The basic definition for a salvaged vehicle is a car that has been deemed a total loss by insurance due to a wreck, theft recovery, flooding or other damage. Terminology and laws for salvaged vehicles very from state to state, so begin by researching the various laws regarding these cars in your state. Some states won’t allow salvage-title vehicles on the road until they have been repaired, inspected, and given a “rebuilt” title. Texas allows salvage title vehicles to be on the road because they have annual safety inspections. After 24 months of being registered and passing safety inspections in Texas, you can apply to have a “rebuilt” title. Again, knowing these laws in your state will help you make a more informed choice. You will also want to check with your insurance company for their policies regarding salvaged vehicles.
Value in a Salvaged Vehicle
In terms of value for dollar spent, salvaged vehicles really shine. They are not worth nearly the same amount as clean-titled cars. For instance, you may pay $1500 for a slightly wrecked, salvaged titled, vehicle that would normally sell for $6000 or more if it were a clean titled car. It could then be fixed by having frame damage repaired, bodywork, paint and any other issues handled for $2000 to $3000 and you would be left with a car that looks and runs as nice as its clean-titled counterparts, for a fraction of the cost. Unfortunately, you will not be able to sell your car for the same amount as a car with a clean title, as low resale value is a disadvantage of salvaged vehicles.
You will want to pick the right salvaged vehicle for you. And, I suggest avoiding floor cars. If you’re looking for maximum reliability, you will likely want to look for a rebuilt title car, as these will have been proven more roadworthy than salvaged vehicles. If you’re looking to save a little more money, you can look into purchasing a fixed salvage vehicle for less than a rebuilt one. However, it won’t have much proven reliability and may need a few minor repairs. Of course, if you’re mechanically inclined, you can buy a wrecked salvage vehicle and fix it yourself for maximum money savings. The $1500 car described above is a good example of this. If you enjoy working on cars, you may fix it yourself and spend $1000 on the repairs instead of paying sombody else $2000 to $3000 to do it.
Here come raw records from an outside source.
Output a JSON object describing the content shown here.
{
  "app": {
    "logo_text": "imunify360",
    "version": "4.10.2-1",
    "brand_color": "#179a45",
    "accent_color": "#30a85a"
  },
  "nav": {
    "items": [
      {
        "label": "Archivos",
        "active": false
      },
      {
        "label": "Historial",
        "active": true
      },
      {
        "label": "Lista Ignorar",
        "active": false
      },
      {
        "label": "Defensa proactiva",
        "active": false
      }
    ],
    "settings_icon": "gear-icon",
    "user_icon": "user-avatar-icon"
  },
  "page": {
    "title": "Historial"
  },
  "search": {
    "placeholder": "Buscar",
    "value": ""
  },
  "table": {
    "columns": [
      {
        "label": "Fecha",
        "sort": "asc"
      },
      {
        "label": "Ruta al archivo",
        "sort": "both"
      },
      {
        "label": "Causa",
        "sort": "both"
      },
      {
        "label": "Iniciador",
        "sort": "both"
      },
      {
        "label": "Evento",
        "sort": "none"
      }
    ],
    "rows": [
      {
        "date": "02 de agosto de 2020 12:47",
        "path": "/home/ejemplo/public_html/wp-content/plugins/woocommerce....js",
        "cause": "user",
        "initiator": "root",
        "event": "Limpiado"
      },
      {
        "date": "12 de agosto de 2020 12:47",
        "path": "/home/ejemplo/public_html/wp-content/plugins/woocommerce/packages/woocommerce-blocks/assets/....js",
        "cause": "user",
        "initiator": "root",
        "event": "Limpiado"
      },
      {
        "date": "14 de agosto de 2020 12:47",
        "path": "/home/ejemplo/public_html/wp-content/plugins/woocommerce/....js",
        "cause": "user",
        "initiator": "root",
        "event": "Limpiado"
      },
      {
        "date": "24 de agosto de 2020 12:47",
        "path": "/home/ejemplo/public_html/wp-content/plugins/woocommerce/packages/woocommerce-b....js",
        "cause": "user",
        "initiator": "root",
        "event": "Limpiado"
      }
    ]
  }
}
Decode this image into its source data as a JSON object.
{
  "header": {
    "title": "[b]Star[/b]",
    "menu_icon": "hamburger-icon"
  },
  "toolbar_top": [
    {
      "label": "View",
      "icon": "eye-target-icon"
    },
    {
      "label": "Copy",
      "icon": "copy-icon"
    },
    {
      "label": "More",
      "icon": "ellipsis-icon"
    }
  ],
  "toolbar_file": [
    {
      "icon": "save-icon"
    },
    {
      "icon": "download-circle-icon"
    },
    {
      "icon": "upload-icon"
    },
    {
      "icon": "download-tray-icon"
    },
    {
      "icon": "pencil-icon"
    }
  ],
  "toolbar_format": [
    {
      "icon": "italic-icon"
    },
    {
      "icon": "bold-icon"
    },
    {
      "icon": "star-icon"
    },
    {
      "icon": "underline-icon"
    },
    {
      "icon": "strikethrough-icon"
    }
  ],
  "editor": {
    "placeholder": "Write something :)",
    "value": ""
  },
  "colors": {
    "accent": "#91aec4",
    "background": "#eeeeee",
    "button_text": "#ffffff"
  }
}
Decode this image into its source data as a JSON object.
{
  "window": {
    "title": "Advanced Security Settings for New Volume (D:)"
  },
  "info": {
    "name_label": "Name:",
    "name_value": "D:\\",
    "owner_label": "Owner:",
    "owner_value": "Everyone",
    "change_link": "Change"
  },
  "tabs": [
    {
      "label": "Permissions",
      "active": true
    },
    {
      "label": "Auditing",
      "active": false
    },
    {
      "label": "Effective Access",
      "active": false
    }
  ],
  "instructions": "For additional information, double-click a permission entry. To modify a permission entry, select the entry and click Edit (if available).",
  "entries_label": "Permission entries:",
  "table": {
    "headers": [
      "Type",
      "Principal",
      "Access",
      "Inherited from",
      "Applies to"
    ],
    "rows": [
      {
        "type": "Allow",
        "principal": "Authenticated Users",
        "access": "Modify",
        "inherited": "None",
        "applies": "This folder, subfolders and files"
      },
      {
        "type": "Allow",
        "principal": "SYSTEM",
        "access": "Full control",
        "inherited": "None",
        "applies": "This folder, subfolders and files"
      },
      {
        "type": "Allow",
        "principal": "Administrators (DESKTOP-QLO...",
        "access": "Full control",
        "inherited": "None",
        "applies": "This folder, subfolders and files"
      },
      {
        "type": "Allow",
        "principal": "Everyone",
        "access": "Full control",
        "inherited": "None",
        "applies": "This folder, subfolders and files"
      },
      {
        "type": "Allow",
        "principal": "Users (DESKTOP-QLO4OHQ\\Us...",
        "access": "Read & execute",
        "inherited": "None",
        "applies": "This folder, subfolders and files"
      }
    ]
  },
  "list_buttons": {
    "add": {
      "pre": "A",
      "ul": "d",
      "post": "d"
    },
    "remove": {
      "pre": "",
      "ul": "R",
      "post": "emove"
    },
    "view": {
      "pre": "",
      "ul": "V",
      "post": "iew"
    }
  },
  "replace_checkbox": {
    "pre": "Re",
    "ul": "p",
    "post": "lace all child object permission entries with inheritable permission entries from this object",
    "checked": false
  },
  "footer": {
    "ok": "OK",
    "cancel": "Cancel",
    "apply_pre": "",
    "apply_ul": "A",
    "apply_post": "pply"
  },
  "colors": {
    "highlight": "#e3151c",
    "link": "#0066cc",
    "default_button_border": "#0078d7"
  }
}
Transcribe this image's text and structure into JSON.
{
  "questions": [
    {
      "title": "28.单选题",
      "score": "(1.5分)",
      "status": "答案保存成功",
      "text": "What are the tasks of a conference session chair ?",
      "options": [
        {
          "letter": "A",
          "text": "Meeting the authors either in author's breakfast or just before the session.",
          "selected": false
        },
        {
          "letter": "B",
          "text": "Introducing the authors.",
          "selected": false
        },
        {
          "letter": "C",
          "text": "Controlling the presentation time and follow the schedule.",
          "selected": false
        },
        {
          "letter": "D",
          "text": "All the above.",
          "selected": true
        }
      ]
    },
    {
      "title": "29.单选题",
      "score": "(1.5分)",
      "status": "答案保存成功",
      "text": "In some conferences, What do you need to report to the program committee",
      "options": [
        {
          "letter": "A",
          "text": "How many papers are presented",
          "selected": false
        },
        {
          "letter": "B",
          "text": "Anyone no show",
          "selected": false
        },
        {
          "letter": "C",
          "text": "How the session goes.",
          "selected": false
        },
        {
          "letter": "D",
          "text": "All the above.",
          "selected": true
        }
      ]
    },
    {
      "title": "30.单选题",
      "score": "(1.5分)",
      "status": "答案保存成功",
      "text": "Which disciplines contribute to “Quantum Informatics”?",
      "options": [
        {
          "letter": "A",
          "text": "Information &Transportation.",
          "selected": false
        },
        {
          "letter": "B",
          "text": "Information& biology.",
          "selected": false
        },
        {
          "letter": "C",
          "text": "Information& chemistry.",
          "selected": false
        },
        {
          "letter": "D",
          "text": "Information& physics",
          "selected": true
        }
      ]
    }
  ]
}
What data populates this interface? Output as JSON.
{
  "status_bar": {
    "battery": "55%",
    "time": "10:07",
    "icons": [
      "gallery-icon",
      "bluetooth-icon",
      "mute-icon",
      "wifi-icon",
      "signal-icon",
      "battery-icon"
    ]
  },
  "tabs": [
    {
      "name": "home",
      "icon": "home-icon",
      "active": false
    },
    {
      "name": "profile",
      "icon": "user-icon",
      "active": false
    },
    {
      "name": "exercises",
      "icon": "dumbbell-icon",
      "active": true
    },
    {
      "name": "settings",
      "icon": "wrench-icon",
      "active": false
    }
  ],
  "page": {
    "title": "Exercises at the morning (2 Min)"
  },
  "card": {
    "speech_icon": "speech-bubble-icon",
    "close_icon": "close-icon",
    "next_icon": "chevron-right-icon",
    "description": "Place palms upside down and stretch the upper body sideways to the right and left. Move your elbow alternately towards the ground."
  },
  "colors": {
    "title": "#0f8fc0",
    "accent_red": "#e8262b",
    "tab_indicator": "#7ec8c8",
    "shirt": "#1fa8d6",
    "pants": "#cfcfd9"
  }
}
In these tough economic times, don’t overlook salvaged vehicles as a car-buying option. With a little research and a couple weekends in the garage you could end up with a nice car for an even nicer price.